"Water and the search for water and drought was a component, a factor in forcing people off their land. If you’re in the developed world and you want some water, you turn on a tap, if you’re in the Sahel, you have to go and search for it, and you go into communities where they’re also looking for it. We’re also seeing that playing out in Niger and Chad (where Concern works).

The UN has declared that 80% of the pastoral land in the Sahel is degrading fast due to high temperatures, flood and droughts. This is causing migration and causing populations to move into areas where communities are already overstretched, and that is causing violence."

What can be done to mitigate the violence?

"A lot of our work is going into prevention. We’re working on climate-smart agricultural techniques that will not only increase productivity but we’re also bringing in drought-resistant plants that will enable people to stay. It’s about ensuring you’re drilling for water in the right place and ensuring farmers have water."

Concern is working with 480,000 small-holder farmers in 18 countries across Africa and bringing in these techniques.

Abdourahimoune Adamou, 43, and his teenage sons Zaidou and Siraji work the land they farm every day (Pic: Chris de Bode/Panos Pictures for Concern Worldwide)

"The other aspect of this, you know, we’re working in Niger, areas where Boko Haram is operating. Farmers that are kind of forced off their land, what do they do? They are targeted by terrorist groups, and if you don’t have any means of income, they’re asked to join the fight.

"We have to look at the interconnectedness of conflict, climate change and militarisation, but not to be overwhelmed. There are very clear solutions, but these need to be scaled up."

Acknowledging the British Defence Ministry’s position on conflict and climate change, what is the Department of Defence’s approach?

In a statement, the Department said: "In terms of the security domain, it is well established that, globally, climate change could aggravate existing water and food shortages and increase the likelihood of regional instability, with resultant humanitarian and economic crises.

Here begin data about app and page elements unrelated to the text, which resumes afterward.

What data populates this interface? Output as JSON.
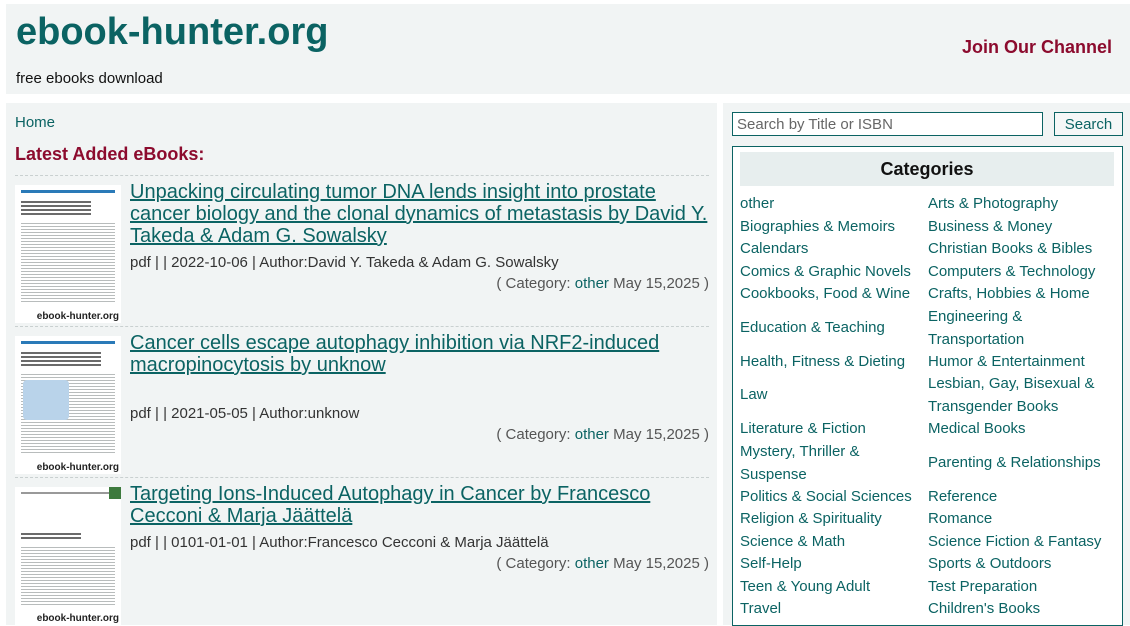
{
  "header": {
    "site_title": "ebook-hunter.org",
    "tagline": "free ebooks download",
    "join_link": "Join Our Channel"
  },
  "main": {
    "breadcrumb_home": "Home",
    "latest_heading": "Latest Added eBooks:",
    "books": [
      {
        "title": "Unpacking circulating tumor DNA lends insight into prostate cancer biology and the clonal dynamics of metastasis by David Y. Takeda & Adam G. Sowalsky",
        "meta": "pdf | | 2022-10-06 | Author:David Y. Takeda & Adam G. Sowalsky",
        "category_prefix": "( Category:",
        "category": "other",
        "date_suffix": "May 15,2025 )",
        "cover_watermark": "ebook-hunter.org"
      },
      {
        "title": "Cancer cells escape autophagy inhibition via NRF2-induced macropinocytosis by unknow",
        "meta": "pdf | | 2021-05-05 | Author:unknow",
        "category_prefix": "( Category:",
        "category": "other",
        "date_suffix": "May 15,2025 )",
        "cover_watermark": "ebook-hunter.org"
      },
      {
        "title": "Targeting Ions-Induced Autophagy in Cancer by Francesco Cecconi & Marja Jäättelä",
        "meta": "pdf | | 0101-01-01 | Author:Francesco Cecconi & Marja Jäättelä",
        "category_prefix": "( Category:",
        "category": "other",
        "date_suffix": "May 15,2025 )",
        "cover_watermark": "ebook-hunter.org"
      }
    ]
  },
  "sidebar": {
    "search": {
      "placeholder": "Search by Title or ISBN",
      "button": "Search"
    },
    "categories_heading": "Categories",
    "categories_left": [
      "other",
      "Biographies & Memoirs",
      "Calendars",
      "Comics & Graphic Novels",
      "Cookbooks, Food & Wine",
      "Education & Teaching",
      "Health, Fitness & Dieting",
      "Law",
      "Literature & Fiction",
      "Mystery, Thriller & Suspense",
      "Politics & Social Sciences",
      "Religion & Spirituality",
      "Science & Math",
      "Self-Help",
      "Teen & Young Adult",
      "Travel"
    ],
    "categories_right": [
      "Arts & Photography",
      "Business & Money",
      "Christian Books & Bibles",
      "Computers & Technology",
      "Crafts, Hobbies & Home",
      "Engineering & Transportation",
      "Humor & Entertainment",
      "Lesbian, Gay, Bisexual & Transgender Books",
      "Medical Books",
      "Parenting & Relationships",
      "Reference",
      "Romance",
      "Science Fiction & Fantasy",
      "Sports & Outdoors",
      "Test Preparation",
      "Children's Books"
    ]
  },
  "colors": {
    "brand_teal": "#0b6363",
    "accent_maroon": "#8c0b2e",
    "panel_bg": "#f1f4f4"
  }
}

"Population growth and migration flows will also be influenced by the effects of climate change which can be seen as a threat multiplier that may exacerbate existing trends, tensions and instability both within Europe and across European borders.

"Recent research suggests that an unprecedented drought in the southern Mediterranean has been one of many drivers shaping local conflicts that triggered the Syrian civil war, which ultimately led to the substantial increase in refugee flows to Europe.

"The impacts of climate change on the Arctic region illustrate the multiple interactions between human security and geopolitical risks, even though they are not currently associated with direct geopolitical conflicts".

The Government’s White Paper on Defence notes that Ireland’s geographic position does not pre-dispose us to the same level of risk of natural disasters as many other countries.

However, it also points out that the effects of climate change are continuing to lead to changes in weather patterns and an increased probability that severe weather events such as flooding could become more commonplace in Ireland.

The Government’s approach to emergency planning has continued to evolve in light of recent severe weather emergency events.